Mozart’s first trip to perform outside Salzburg was to Munich. In January – February 1762 at the age of 6, Wolfgang Amadeus Mozart performed for Maximillian III Joseph (1727 – 1777), Duke of Bavaria.
During Mozart’s time, Salzburg was a separate ‘state’ geographically situated between its Bavarian (Munich) and Austrian (Vienna) neighbours. Travel between Salzburg and Munich could take 2 days (a distance that today can be covered in 90 minutes by train). In the 18th century, Munich and Vienna were music capitals. Salzburg would become a music center later, due to its famous composer – W.A.Mozart.
The Paul Reber GmbH & Co. company draws its roots from Germany. According to Reber Family lore:
in 1865, Peter Reber opened a sweets shop (a confectionery) in Munich, just over 100 years after young Mozart’s trip to that city
sometime later, the Rebers opened cafes and stores in Salzburg (currently there are 3)
in 1938, the Reber headquarters were moved from Munich to the town of Bad Reichenhall, where the company headquarters and production facilities are located today
Today, the Reber company continues to be a family owned business.
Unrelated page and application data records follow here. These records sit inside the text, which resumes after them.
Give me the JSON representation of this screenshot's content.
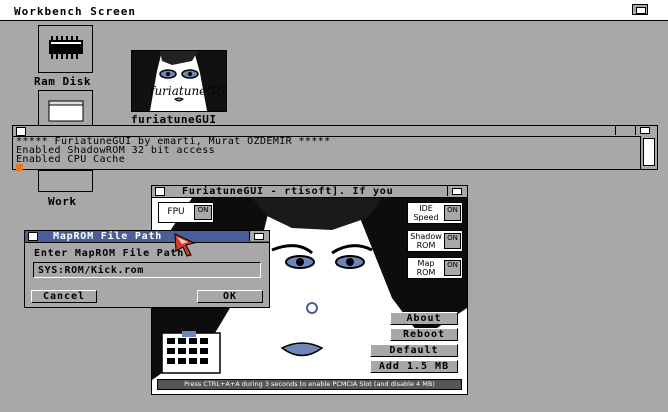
{
  "screen": {
    "title": "Workbench Screen"
  },
  "desktop": {
    "icons": [
      {
        "label": "Ram Disk",
        "icon": "ram-chip-icon"
      },
      {
        "label": "furiatuneGUI",
        "icon": "furiatune-portrait-icon"
      },
      {
        "label": "Work",
        "icon": "hard-drive-icon"
      }
    ]
  },
  "shell": {
    "lines": [
      "***** FuriatuneGUI by emarti, Murat OZDEMIR *****",
      "Enabled ShadowROM 32 bit access",
      "Enabled CPU Cache"
    ],
    "cursor_color": "#e07a20"
  },
  "furiatune": {
    "title": "FuriatuneGUI - rtisoft]. If you",
    "toggles": {
      "fpu": {
        "label": "FPU",
        "state": "ON"
      },
      "ide": {
        "label_line1": "IDE",
        "label_line2": "Speed",
        "state": "ON"
      },
      "shadow": {
        "label_line1": "Shadow",
        "label_line2": "ROM",
        "state": "ON"
      },
      "map": {
        "label_line1": "Map",
        "label_line2": "ROM",
        "state": "ON"
      }
    },
    "buttons": {
      "about": "About",
      "reboot": "Reboot",
      "default": "Default",
      "add": "Add 1.5 MB"
    },
    "status": "Press CTRL+A+A during 3 seconds to enable PCMCIA Slot (and disable 4 MB)"
  },
  "dialog": {
    "title": "MapROM File Path",
    "prompt": "Enter MapROM File Path",
    "path_value": "SYS:ROM/Kick.rom",
    "cancel": "Cancel",
    "ok": "OK"
  },
  "colors": {
    "workbench_gray": "#a8a8a8",
    "dialog_titlebar": "#4a5e9a",
    "toggle_on": "#a8a8a8",
    "pointer_red": "#d23a2a"
  }
}
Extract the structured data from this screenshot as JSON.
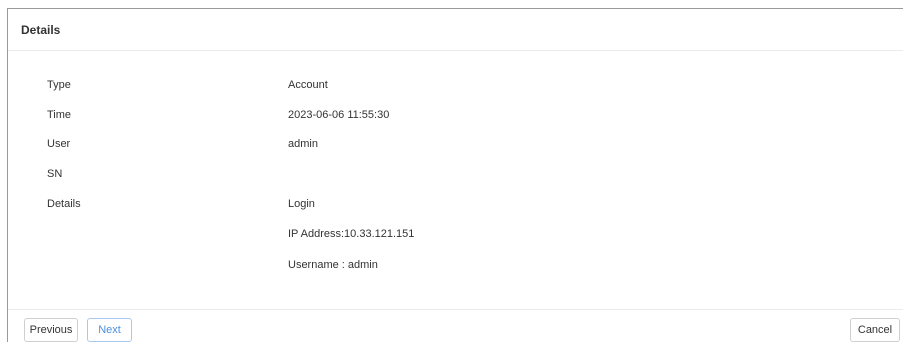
{
  "dialog": {
    "title": "Details"
  },
  "fields": [
    {
      "label": "Type",
      "value": "Account"
    },
    {
      "label": "Time",
      "value": "2023-06-06 11:55:30"
    },
    {
      "label": "User",
      "value": "admin"
    },
    {
      "label": "SN",
      "value": ""
    },
    {
      "label": "Details",
      "value": "Login"
    }
  ],
  "details_extra": [
    "IP Address:10.33.121.151",
    "Username : admin"
  ],
  "footer": {
    "previous_label": "Previous",
    "next_label": "Next",
    "cancel_label": "Cancel"
  }
}
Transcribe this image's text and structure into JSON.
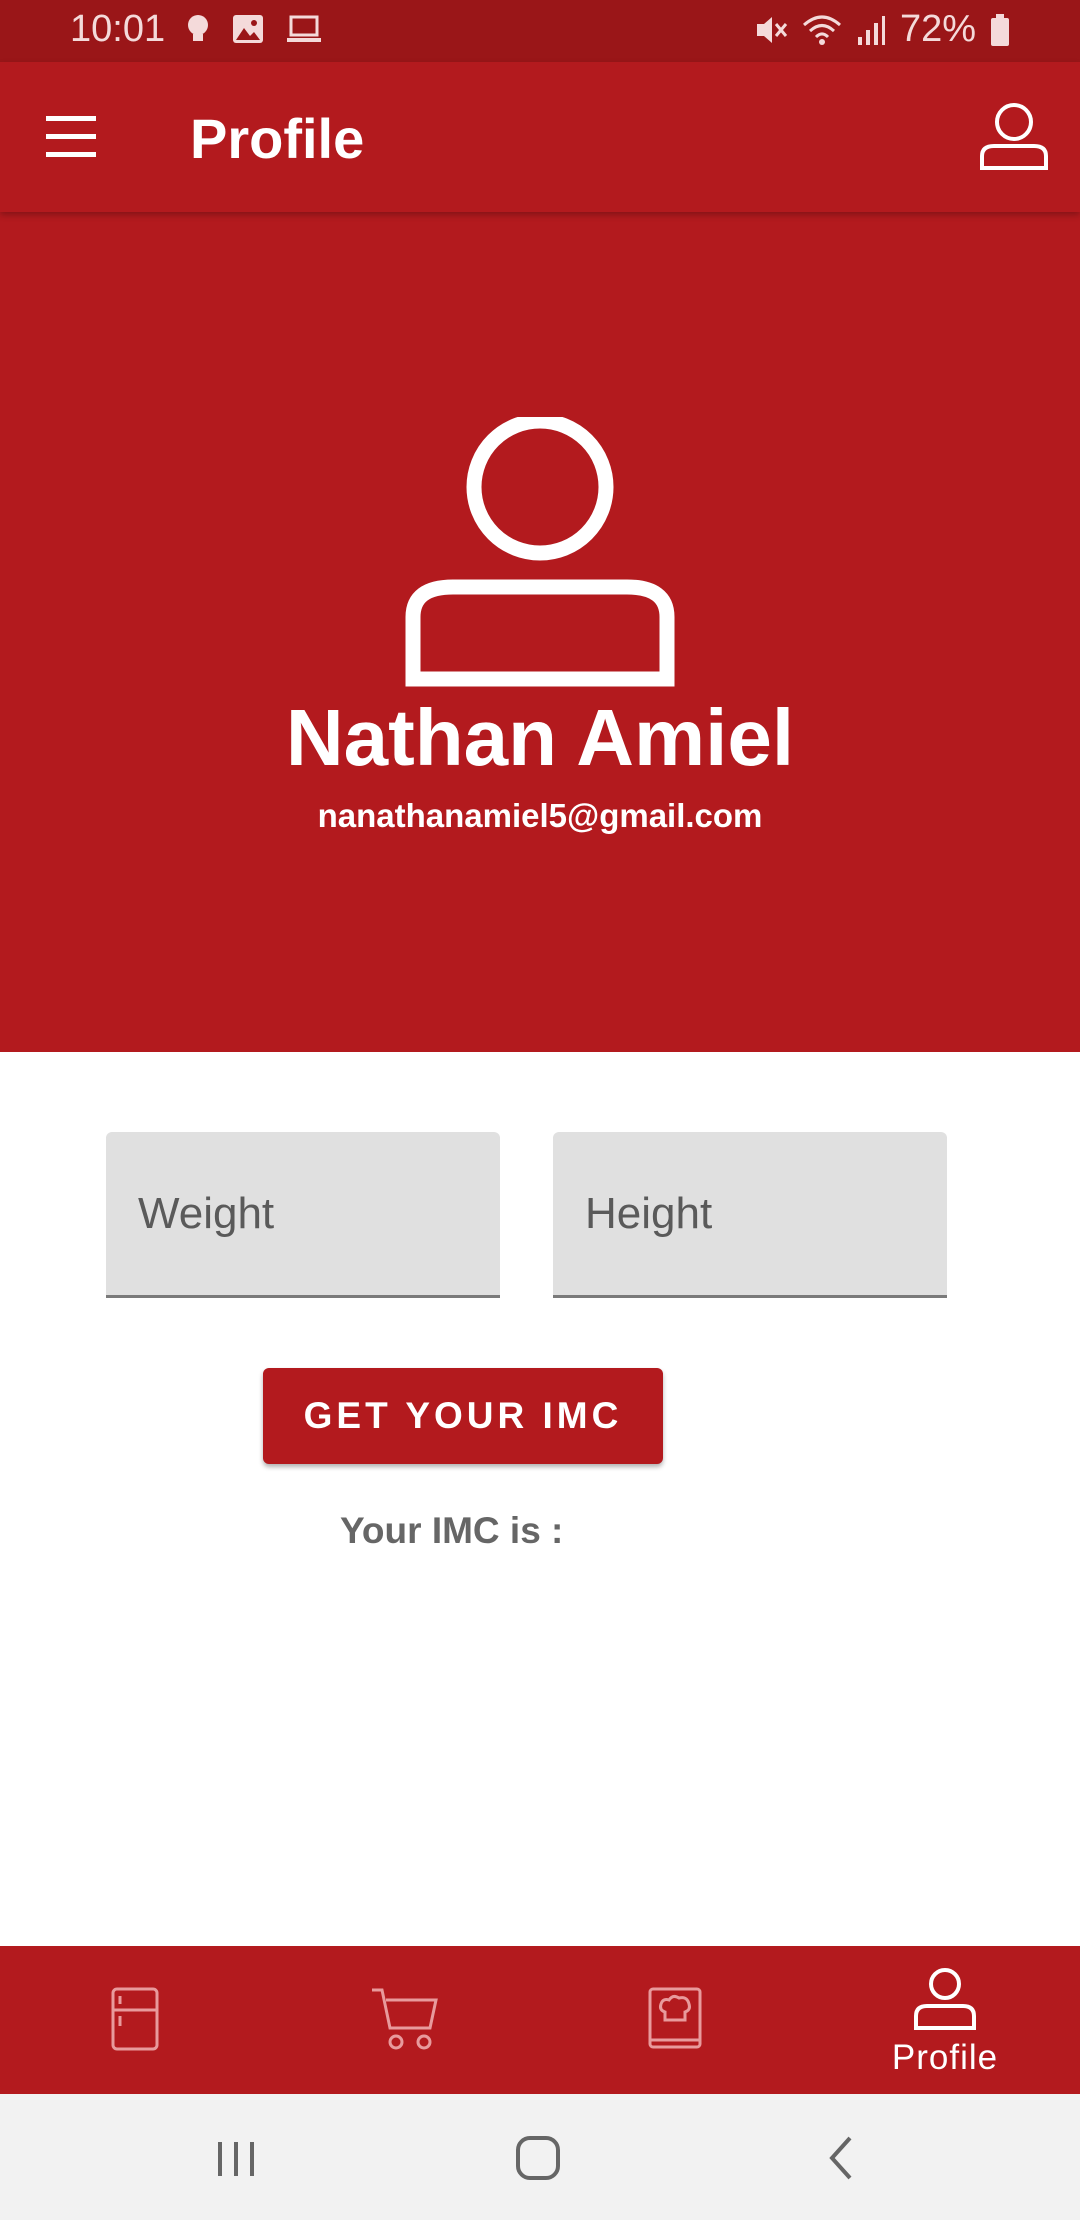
{
  "status_bar": {
    "time": "10:01",
    "battery": "72%",
    "icons": [
      "lightbulb-icon",
      "image-icon",
      "laptop-icon",
      "mute-icon",
      "wifi-icon",
      "signal-icon",
      "battery-icon"
    ]
  },
  "app_bar": {
    "title": "Profile",
    "menu_icon": "menu-icon",
    "account_icon": "account-icon"
  },
  "profile": {
    "name": "Nathan Amiel",
    "email": "nanathanamiel5@gmail.com"
  },
  "form": {
    "weight_placeholder": "Weight",
    "height_placeholder": "Height",
    "button_label": "GET YOUR IMC",
    "result_label": "Your IMC is :"
  },
  "bottom_nav": {
    "items": [
      {
        "icon": "fridge-icon",
        "label": ""
      },
      {
        "icon": "cart-icon",
        "label": ""
      },
      {
        "icon": "recipe-book-icon",
        "label": ""
      },
      {
        "icon": "profile-icon",
        "label": "Profile",
        "active": true
      }
    ]
  },
  "system_nav": [
    "recents-button",
    "home-button",
    "back-button"
  ],
  "colors": {
    "primary": "#b31a1e",
    "status_bar": "#9a1618",
    "field_bg": "#e0e0e0",
    "system_nav_bg": "#f2f2f2"
  }
}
According to official information provided by Reber (a new window will open), “roughly 200,000 guests visit the main café in Bad Reichenhall every year.”
Echte Reber Mozart-Kugeln (Genuine Reber Mozart-Balls) are a registered trademark – including space between the company name and that of the famous music composer, as well as, the use of the hyphen between the name of Mozart and the chocolate delicacy.
To conclude, there are four companies that mass produce Mozart Balls and all of them draw their roots from a different master confectioner.
So, who actually created the first Mozart Ball? We’ll never know. But what we do know is that:
in 1851, Victor Schmidt obtained a license to produce and sell chocolates in Vienna
in 1865, Peter Reber opened a successful sweets shop in Munich
1882, Victor Hofbauer opened a cake and chocolate shop in Vienna
in 1884, Paul Fürst opened a confectioner shop in Salzburg.
Mozart’s name has extraordinary commercial appeal. Mozart Balls, whether they are produced by Austrian, Swiss, German or American companies have the same marzipan and nougat filling and are covered in chocolate.
On the other hand, matters are never that simple. We also know that a court battle was fought over the right to the Mozartkugeln name! But, that is a story for the future….